Today in Feminist History is our daily recap of the major milestones and minor advancements that shaped women’s history in the U.S.—from suffrage to Shirley Chisholm and beyond. These posts were written by, and are presented in homage to, our late staff historian and archivist, David Dismore.
November 14, 1917: A travesty of justice in Washington D.C.’s Police Court today, as Judge Alexander Mullowney gave 31 “Silent Sentinels” outrageous sentences for trying to peacefully picket outside the White House fence on November 10th and 12th in support of woman suffrage.
The “criminal offense” for which they’ll be serving time in jail is “blocking traffic” on the wide Pennsylvania Avenue sidewalk, though they have always been quite careful to avoid causing any problems for pedestrians. There may be more jail time to come, because they still face trial in the same judge’s courtroom for yesterday’s picketing.

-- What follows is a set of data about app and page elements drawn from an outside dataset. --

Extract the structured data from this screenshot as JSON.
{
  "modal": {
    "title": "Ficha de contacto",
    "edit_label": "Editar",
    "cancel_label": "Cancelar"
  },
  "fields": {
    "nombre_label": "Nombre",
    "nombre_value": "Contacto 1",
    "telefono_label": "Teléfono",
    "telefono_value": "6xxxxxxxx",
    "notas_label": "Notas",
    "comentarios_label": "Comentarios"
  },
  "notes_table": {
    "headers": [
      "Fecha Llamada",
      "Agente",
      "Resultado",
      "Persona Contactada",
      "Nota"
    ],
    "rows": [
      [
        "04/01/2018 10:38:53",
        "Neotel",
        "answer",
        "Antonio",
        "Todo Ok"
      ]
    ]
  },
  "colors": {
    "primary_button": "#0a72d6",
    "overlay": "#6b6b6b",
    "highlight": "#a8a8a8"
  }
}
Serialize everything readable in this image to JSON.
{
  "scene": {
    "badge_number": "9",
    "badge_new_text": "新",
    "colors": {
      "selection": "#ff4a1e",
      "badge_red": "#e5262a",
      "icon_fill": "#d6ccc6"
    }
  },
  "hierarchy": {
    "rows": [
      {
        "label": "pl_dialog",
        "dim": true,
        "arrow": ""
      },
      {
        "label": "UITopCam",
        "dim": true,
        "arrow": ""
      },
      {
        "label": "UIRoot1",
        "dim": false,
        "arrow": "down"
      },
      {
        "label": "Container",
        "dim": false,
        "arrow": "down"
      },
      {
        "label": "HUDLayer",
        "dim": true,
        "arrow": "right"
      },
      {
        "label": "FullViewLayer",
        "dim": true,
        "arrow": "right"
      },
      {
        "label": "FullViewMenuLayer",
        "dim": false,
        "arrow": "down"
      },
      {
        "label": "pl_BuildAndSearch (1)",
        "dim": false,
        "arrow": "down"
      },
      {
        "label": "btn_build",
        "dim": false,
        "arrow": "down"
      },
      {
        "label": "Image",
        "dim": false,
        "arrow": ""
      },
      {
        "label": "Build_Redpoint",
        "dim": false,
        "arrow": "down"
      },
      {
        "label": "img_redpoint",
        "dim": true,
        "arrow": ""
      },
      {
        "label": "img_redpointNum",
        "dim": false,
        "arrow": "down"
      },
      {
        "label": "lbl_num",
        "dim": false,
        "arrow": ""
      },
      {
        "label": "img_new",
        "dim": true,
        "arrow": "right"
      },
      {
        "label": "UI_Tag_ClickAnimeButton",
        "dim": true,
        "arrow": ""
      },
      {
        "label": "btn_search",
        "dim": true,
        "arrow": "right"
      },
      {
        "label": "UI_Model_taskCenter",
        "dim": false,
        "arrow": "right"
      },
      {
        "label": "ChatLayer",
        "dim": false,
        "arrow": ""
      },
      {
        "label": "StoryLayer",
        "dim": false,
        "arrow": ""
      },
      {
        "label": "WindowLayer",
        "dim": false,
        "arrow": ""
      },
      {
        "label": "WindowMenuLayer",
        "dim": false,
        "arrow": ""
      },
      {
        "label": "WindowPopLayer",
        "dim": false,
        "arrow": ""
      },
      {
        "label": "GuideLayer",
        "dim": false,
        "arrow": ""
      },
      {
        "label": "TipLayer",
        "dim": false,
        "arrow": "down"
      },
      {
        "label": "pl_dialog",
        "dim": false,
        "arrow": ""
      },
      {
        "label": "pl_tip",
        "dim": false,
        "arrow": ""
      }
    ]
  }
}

Lucy Burns—considered by Mullowney to be the current “ringleader” of the militants while Alice Paul is serving sentences totaling seven months, and being force-fed three times a day in D.C.’s District Jail—got the longest sentence. Burns received six months: three for each offense, the terms to be served consecutively. Dora Lewis and Eunice Dana Brannan drew 60-day sentences, 30 days for each offense. The others got 30 days, except for three who will serve 15 days and Mary Nolan, age 73, who will serve six.
Judge Mullowney seemed quite concerned about how Nolan might fare in prison, and urged her to pay the fine. But she told him: “Your Honor, I have a nephew fighting for democracy in France. He is offering his life for his country. I should be ashamed if I did not join these brave women in their fight for democracy in America. I should be proud of the honor to die in prison for the liberty of American women.”
Thirty of the 31 have been sent to the infamous Occoquan Workhouse in Virginia. One, Hilda Blumberg, will go to the District Jail.
LATE UPDATE: Occoquan Workhouse is living up to its barbaric reputation tonight as the suffrage prisoners endure a night of terror that began after their arrival at 7:30 this evening.
After refusing a request to meet with the new inmates to discuss their request for “political prisoner” status, Superintendent Whittaker and a large number of guards suddenly burst into the room where the women were being processed. Dora Lewis immediately stood up and began to politely state her case for the granting of “political prisoner” status to those imprisoned for no reason other than peacefully picketing in favor of “Votes for Women.”
Whittaker angrily replied: “You shut up. I have men here to handle you.” He told the guards to seize Lewis, and several of them dragged her off. Then others did the same for the rest of the women in the room. All the prisoners were subject to rough treatment while on their way down the poorly-lit corridors of the prison, then thrown into filthy, unheated “punishment cells.”
A number of women have already been injured. Just a few examples: Dorothy Day’s arm was twisted as she was slammed down twice over the back of an iron bench. Mary Nolan was dragged off by two guards, despite saying that she would go to her cell willingly in order to avoid having any injury inflicted on a foot she already has to treat carefully. She lost her balance when thrown into her cell, and struck the iron bed. Alice Cosu, who was rudely shoved into the same cell, struck the wall.
Lewis was knocked unconscious after her head hit the iron bed frame when she was thrown in with Cosu and Nolan. Her injury was so severe that for a short time both women thought she was dead.
Cosu appears to be having heart problems caused by the brutality and stress, but the guards have so far refused to summon a doctor to examine her, so no one knows her true condition for certain at this time. Lucy Burns is presently manacled to the bars of her cell with her hands over her head. Along with the other prisoners, she has been threatened with being placed in a strait-jacket and gagged if she keeps trying to talk with fellow inmates.
Superintendent Whittaker has made no secret of his hostility toward militant suffragists. When Margaret Kessler was recently serving 30 days in Occoquan, he told her: “We are going to stop this picketing if it costs the lives of some of your women, and it will cost the lives of some of these women, but we are going to stop it.”
But the picketing will not stop, nor will the total resistance of the suffragists in Occoquan. This confrontation has just begun.